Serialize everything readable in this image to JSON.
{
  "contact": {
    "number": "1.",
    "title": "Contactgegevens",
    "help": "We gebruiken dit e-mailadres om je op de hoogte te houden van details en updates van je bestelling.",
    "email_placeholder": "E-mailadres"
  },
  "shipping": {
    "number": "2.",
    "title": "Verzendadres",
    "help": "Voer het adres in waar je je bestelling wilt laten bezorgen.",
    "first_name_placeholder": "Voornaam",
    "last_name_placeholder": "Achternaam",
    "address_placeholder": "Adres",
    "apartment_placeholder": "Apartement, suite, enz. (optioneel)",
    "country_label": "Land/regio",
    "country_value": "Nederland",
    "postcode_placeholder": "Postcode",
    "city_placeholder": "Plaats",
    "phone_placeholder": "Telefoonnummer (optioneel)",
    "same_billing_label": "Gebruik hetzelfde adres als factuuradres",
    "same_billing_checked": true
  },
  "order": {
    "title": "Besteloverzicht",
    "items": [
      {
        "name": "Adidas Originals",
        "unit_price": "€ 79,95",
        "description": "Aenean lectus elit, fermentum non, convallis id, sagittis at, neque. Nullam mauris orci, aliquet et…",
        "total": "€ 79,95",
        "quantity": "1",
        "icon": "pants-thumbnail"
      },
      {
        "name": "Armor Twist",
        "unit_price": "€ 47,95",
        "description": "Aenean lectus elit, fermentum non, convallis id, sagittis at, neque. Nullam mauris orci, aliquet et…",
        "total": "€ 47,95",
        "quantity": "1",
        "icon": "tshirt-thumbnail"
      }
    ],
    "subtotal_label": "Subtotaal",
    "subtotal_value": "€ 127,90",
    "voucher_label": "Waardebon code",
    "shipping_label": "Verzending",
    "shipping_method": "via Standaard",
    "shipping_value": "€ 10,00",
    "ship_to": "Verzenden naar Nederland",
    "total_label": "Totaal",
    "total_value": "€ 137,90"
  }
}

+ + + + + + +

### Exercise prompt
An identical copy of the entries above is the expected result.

### Exercise output
Serialize everything readable in this image to JSON.
{
  "contact": {
    "number": "1.",
    "title": "Contactgegevens",
    "help": "We gebruiken dit e-mailadres om je op de hoogte te houden van details en updates van je bestelling.",
    "email_placeholder": "E-mailadres"
  },
  "shipping": {
    "number": "2.",
    "title": "Verzendadres",
    "help": "Voer het adres in waar je je bestelling wilt laten bezorgen.",
    "first_name_placeholder": "Voornaam",
    "last_name_placeholder": "Achternaam",
    "address_placeholder": "Adres",
    "apartment_placeholder": "Apartement, suite, enz. (optioneel)",
    "country_label": "Land/regio",
    "country_value": "Nederland",
    "postcode_placeholder": "Postcode",
    "city_placeholder": "Plaats",
    "phone_placeholder": "Telefoonnummer (optioneel)",
    "same_billing_label": "Gebruik hetzelfde adres als factuuradres",
    "same_billing_checked": true
  },
  "order": {
    "title": "Besteloverzicht",
    "items": [
      {
        "name": "Adidas Originals",
        "unit_price": "€ 79,95",
        "description": "Aenean lectus elit, fermentum non, convallis id, sagittis at, neque. Nullam mauris orci, aliquet et…",
        "total": "€ 79,95",
        "quantity": "1",
        "icon": "pants-thumbnail"
      },
      {
        "name": "Armor Twist",
        "unit_price": "€ 47,95",
        "description": "Aenean lectus elit, fermentum non, convallis id, sagittis at, neque. Nullam mauris orci, aliquet et…",
        "total": "€ 47,95",
        "quantity": "1",
        "icon": "tshirt-thumbnail"
      }
    ],
    "subtotal_label": "Subtotaal",
    "subtotal_value": "€ 127,90",
    "voucher_label": "Waardebon code",
    "shipping_label": "Verzending",
    "shipping_method": "via Standaard",
    "shipping_value": "€ 10,00",
    "ship_to": "Verzenden naar Nederland",
    "total_label": "Totaal",
    "total_value": "€ 137,90"
  }
}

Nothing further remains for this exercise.